> _THE INPUT_
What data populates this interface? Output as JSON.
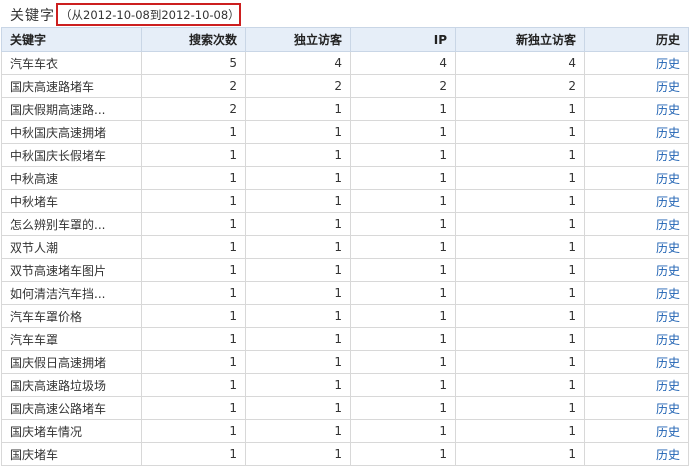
{
  "header": {
    "title": "关键字",
    "range": "（从2012-10-08到2012-10-08）"
  },
  "table": {
    "columns": [
      "关键字",
      "搜索次数",
      "独立访客",
      "IP",
      "新独立访客",
      "历史"
    ],
    "rows": [
      {
        "keyword": "汽车车衣",
        "searches": "5",
        "uv": "4",
        "ip": "4",
        "new_uv": "4",
        "history": "历史"
      },
      {
        "keyword": "国庆高速路堵车",
        "searches": "2",
        "uv": "2",
        "ip": "2",
        "new_uv": "2",
        "history": "历史"
      },
      {
        "keyword": "国庆假期高速路...",
        "searches": "2",
        "uv": "1",
        "ip": "1",
        "new_uv": "1",
        "history": "历史"
      },
      {
        "keyword": "中秋国庆高速拥堵",
        "searches": "1",
        "uv": "1",
        "ip": "1",
        "new_uv": "1",
        "history": "历史"
      },
      {
        "keyword": "中秋国庆长假堵车",
        "searches": "1",
        "uv": "1",
        "ip": "1",
        "new_uv": "1",
        "history": "历史"
      },
      {
        "keyword": "中秋高速",
        "searches": "1",
        "uv": "1",
        "ip": "1",
        "new_uv": "1",
        "history": "历史"
      },
      {
        "keyword": "中秋堵车",
        "searches": "1",
        "uv": "1",
        "ip": "1",
        "new_uv": "1",
        "history": "历史"
      },
      {
        "keyword": "怎么辨别车罩的...",
        "searches": "1",
        "uv": "1",
        "ip": "1",
        "new_uv": "1",
        "history": "历史"
      },
      {
        "keyword": "双节人潮",
        "searches": "1",
        "uv": "1",
        "ip": "1",
        "new_uv": "1",
        "history": "历史"
      },
      {
        "keyword": "双节高速堵车图片",
        "searches": "1",
        "uv": "1",
        "ip": "1",
        "new_uv": "1",
        "history": "历史"
      },
      {
        "keyword": "如何清洁汽车挡...",
        "searches": "1",
        "uv": "1",
        "ip": "1",
        "new_uv": "1",
        "history": "历史"
      },
      {
        "keyword": "汽车车罩价格",
        "searches": "1",
        "uv": "1",
        "ip": "1",
        "new_uv": "1",
        "history": "历史"
      },
      {
        "keyword": "汽车车罩",
        "searches": "1",
        "uv": "1",
        "ip": "1",
        "new_uv": "1",
        "history": "历史"
      },
      {
        "keyword": "国庆假日高速拥堵",
        "searches": "1",
        "uv": "1",
        "ip": "1",
        "new_uv": "1",
        "history": "历史"
      },
      {
        "keyword": "国庆高速路垃圾场",
        "searches": "1",
        "uv": "1",
        "ip": "1",
        "new_uv": "1",
        "history": "历史"
      },
      {
        "keyword": "国庆高速公路堵车",
        "searches": "1",
        "uv": "1",
        "ip": "1",
        "new_uv": "1",
        "history": "历史"
      },
      {
        "keyword": "国庆堵车情况",
        "searches": "1",
        "uv": "1",
        "ip": "1",
        "new_uv": "1",
        "history": "历史"
      },
      {
        "keyword": "国庆堵车",
        "searches": "1",
        "uv": "1",
        "ip": "1",
        "new_uv": "1",
        "history": "历史"
      }
    ]
  },
  "colors": {
    "range_border": "#cc1f1f",
    "header_bg": "#e6eef8",
    "link": "#1f62b3",
    "uv_highlight": "#5a8a1a"
  }
}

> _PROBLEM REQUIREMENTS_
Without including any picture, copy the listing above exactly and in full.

> _TASK SOLUTION_
What data populates this interface? Output as JSON.
{
  "header": {
    "title": "关键字",
    "range": "（从2012-10-08到2012-10-08）"
  },
  "table": {
    "columns": [
      "关键字",
      "搜索次数",
      "独立访客",
      "IP",
      "新独立访客",
      "历史"
    ],
    "rows": [
      {
        "keyword": "汽车车衣",
        "searches": "5",
        "uv": "4",
        "ip": "4",
        "new_uv": "4",
        "history": "历史"
      },
      {
        "keyword": "国庆高速路堵车",
        "searches": "2",
        "uv": "2",
        "ip": "2",
        "new_uv": "2",
        "history": "历史"
      },
      {
        "keyword": "国庆假期高速路...",
        "searches": "2",
        "uv": "1",
        "ip": "1",
        "new_uv": "1",
        "history": "历史"
      },
      {
        "keyword": "中秋国庆高速拥堵",
        "searches": "1",
        "uv": "1",
        "ip": "1",
        "new_uv": "1",
        "history": "历史"
      },
      {
        "keyword": "中秋国庆长假堵车",
        "searches": "1",
        "uv": "1",
        "ip": "1",
        "new_uv": "1",
        "history": "历史"
      },
      {
        "keyword": "中秋高速",
        "searches": "1",
        "uv": "1",
        "ip": "1",
        "new_uv": "1",
        "history": "历史"
      },
      {
        "keyword": "中秋堵车",
        "searches": "1",
        "uv": "1",
        "ip": "1",
        "new_uv": "1",
        "history": "历史"
      },
      {
        "keyword": "怎么辨别车罩的...",
        "searches": "1",
        "uv": "1",
        "ip": "1",
        "new_uv": "1",
        "history": "历史"
      },
      {
        "keyword": "双节人潮",
        "searches": "1",
        "uv": "1",
        "ip": "1",
        "new_uv": "1",
        "history": "历史"
      },
      {
        "keyword": "双节高速堵车图片",
        "searches": "1",
        "uv": "1",
        "ip": "1",
        "new_uv": "1",
        "history": "历史"
      },
      {
        "keyword": "如何清洁汽车挡...",
        "searches": "1",
        "uv": "1",
        "ip": "1",
        "new_uv": "1",
        "history": "历史"
      },
      {
        "keyword": "汽车车罩价格",
        "searches": "1",
        "uv": "1",
        "ip": "1",
        "new_uv": "1",
        "history": "历史"
      },
      {
        "keyword": "汽车车罩",
        "searches": "1",
        "uv": "1",
        "ip": "1",
        "new_uv": "1",
        "history": "历史"
      },
      {
        "keyword": "国庆假日高速拥堵",
        "searches": "1",
        "uv": "1",
        "ip": "1",
        "new_uv": "1",
        "history": "历史"
      },
      {
        "keyword": "国庆高速路垃圾场",
        "searches": "1",
        "uv": "1",
        "ip": "1",
        "new_uv": "1",
        "history": "历史"
      },
      {
        "keyword": "国庆高速公路堵车",
        "searches": "1",
        "uv": "1",
        "ip": "1",
        "new_uv": "1",
        "history": "历史"
      },
      {
        "keyword": "国庆堵车情况",
        "searches": "1",
        "uv": "1",
        "ip": "1",
        "new_uv": "1",
        "history": "历史"
      },
      {
        "keyword": "国庆堵车",
        "searches": "1",
        "uv": "1",
        "ip": "1",
        "new_uv": "1",
        "history": "历史"
      }
    ]
  },
  "colors": {
    "range_border": "#cc1f1f",
    "header_bg": "#e6eef8",
    "link": "#1f62b3",
    "uv_highlight": "#5a8a1a"
  }
}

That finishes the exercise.